In many churches, there is no church membership structure at all. But even in churches that maintain formal church membership, the expectations and processes are unclear. Prospective church members need to provide more info than merely their profession of faith, previous church membership, and the area of service they are interested in. They need to know what the body is promising to them and what they are promising the body. If church membership is a Christ-centered covenant relationship—and it is—their needs to be a clear, mutual promise between all invested parties that their yes will be yes and their no will be no, so that there can be no surprise when someone’s yes to sin is received with a no from the church.
3. Teach the process.
I remember a church meeting once upon a time where elders were sharing the grounds for dismissal of the lead pastor. The evidence was extensive and serious, and there was plenty of testimony about the elders having sought for years the pastor’s repentance and his getting counseling to no avail. One woman, visibly upset, shouted, “Where is the grace?!” The whole idea seemed weird and unchristian to her. She did not have the biblical framework to know that the last several years’ of pleading for the pastor’s repentance was a tremendous act of grace, and that indeed, even his dismissal was a severe mercy, a last and regrettable resort in seeking to startle him into godly sorrow over his sin. But churches aren’t accustomed to thinking of discipline that way; they think of grace as “tolerance” and “niceness.” This is because we don’t teach them well. Consequently, grace becomes cheap.
For some, church discipline will always be objectionable because it seems outdated and unnecessary. But for many, their objection is a reflection of simply not knowing what the Bible teaches on the matter. If a church never broaches the subject until a church’s response to someone’s unrepentant sin must be made public, church discipline will always seem alien. “What are you doing bringing all this law into a place that should be filled with grace?” And the like. So we have to preach the relevant texts.

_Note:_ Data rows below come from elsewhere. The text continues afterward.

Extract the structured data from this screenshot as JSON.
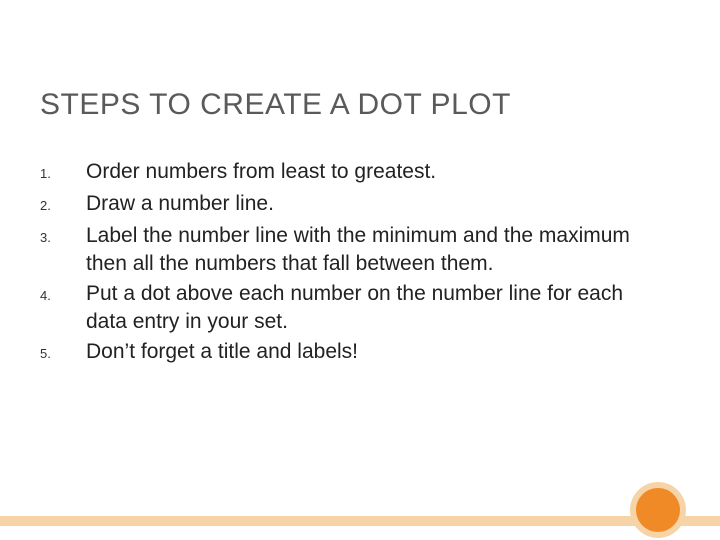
{
  "title": "STEPS TO CREATE A DOT PLOT",
  "items": [
    {
      "num": "1.",
      "text": "Order numbers from least to greatest."
    },
    {
      "num": "2.",
      "text": "Draw a number line."
    },
    {
      "num": "3.",
      "text": "Label the number line with the minimum and the maximum then all the numbers that fall between them."
    },
    {
      "num": "4.",
      "text": "Put a dot above each number on the number line for each data entry in your set."
    },
    {
      "num": "5.",
      "text": "Don’t forget a title and labels!"
    }
  ]
}
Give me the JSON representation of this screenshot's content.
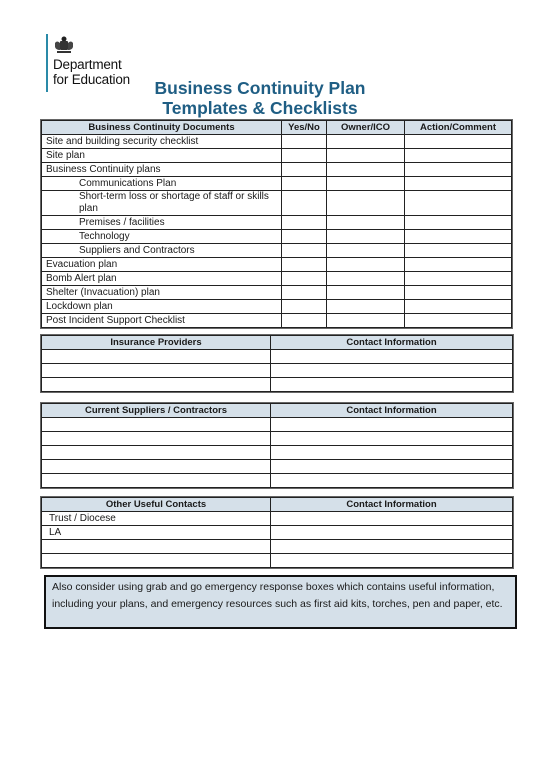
{
  "logo": {
    "line1": "Department",
    "line2": "for Education",
    "icon": "royal-coat-of-arms-icon",
    "accent_color": "#2a8aa8"
  },
  "title": {
    "line1": "Business Continuity Plan",
    "line2": "Templates & Checklists",
    "color": "#1f5e84"
  },
  "documents_table": {
    "headers": [
      "Business Continuity Documents",
      "Yes/No",
      "Owner/ICO",
      "Action/Comment"
    ],
    "rows": [
      {
        "label": "Site and building security checklist",
        "indent": false
      },
      {
        "label": "Site plan",
        "indent": false
      },
      {
        "label": "Business Continuity plans",
        "indent": false
      },
      {
        "label": "Communications Plan",
        "indent": true
      },
      {
        "label": "Short-term loss or shortage of staff or skills plan",
        "indent": true
      },
      {
        "label": "Premises / facilities",
        "indent": true
      },
      {
        "label": "Technology",
        "indent": true
      },
      {
        "label": "Suppliers and Contractors",
        "indent": true
      },
      {
        "label": "Evacuation plan",
        "indent": false
      },
      {
        "label": "Bomb Alert plan",
        "indent": false
      },
      {
        "label": "Shelter (Invacuation) plan",
        "indent": false
      },
      {
        "label": "Lockdown plan",
        "indent": false
      },
      {
        "label": "Post Incident Support Checklist",
        "indent": false
      }
    ]
  },
  "insurance_table": {
    "headers": [
      "Insurance Providers",
      "Contact Information"
    ],
    "rows": [
      "",
      "",
      ""
    ]
  },
  "suppliers_table": {
    "headers": [
      "Current Suppliers / Contractors",
      "Contact Information"
    ],
    "rows": [
      "",
      "",
      "",
      "",
      ""
    ]
  },
  "contacts_table": {
    "headers": [
      "Other Useful Contacts",
      "Contact Information"
    ],
    "rows": [
      "Trust / Diocese",
      "LA",
      "",
      ""
    ]
  },
  "note": {
    "text": "Also consider using grab and go emergency response boxes which contains useful information, including your plans, and emergency resources such as first aid kits, torches, pen and paper, etc.",
    "background": "#d5e0e9"
  },
  "header_fill": "#d5e0e9"
}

One word of caution, however: Some churches love teaching the process of church discipline out of all proportion; they love it too much. In some church environments, church discipline is mainly equated with the nuclear option of excommunication and the leadership of the church is not known for its patience but for its itchy trigger finger. Teaching the process of church discipline is not about filling the church with a sense of dread and covering the floor with eggshells. It’s about providing enough visibility about the guardrails and expectations that people can actually breathe more freely, not less. Church discipline—rightly exercised—is motivated by real, sorrowful love and concern.
4. Follow the process.
Once again, we fail our congregations when we don’t begin church discipline until we feel pressed to remove someone from membership and refuse them the Lord’s Supper. It’s as if there aren’t previous, patient, hopeful steps in Matthew 18. Even the context of Paul’s command in 1 Corinthians 5:13 appears to demonstrate excommunication is the final straw, not the only one. If we will follow the biblical process of church discipline, beginning with confidential and humble rebuke of a brother’s or sister’s sin, if unrepentance persists and the circle of visibility widens, expulsion will be seen as a regrettable and sorrowful necessity, and as something intended for a person’s repentance and restoration, not for their punishment.
5. Practice gospel-centeredness.
God will get the glory and our churches will give him glory when church discipline is practiced in the context of a grace-driven culture. You can expect church discipline to seem unnecessary and legalistic in churches where the gospel has not had any noticeable effect on the spirit of the people. But in churches where God’s free grace in Christ is regularly preached and believed, church leaders will be regularly setting aside their egos and narcissistic needs and the laity will be bearing all things, hoping all things, enduring all things, and believing all things (1 Cor. 13:7), including that while no discipline feels pleasant at the time, in the end it yields the peaceful fruit of righteousness to those who have been trained by it (Heb. 12:11).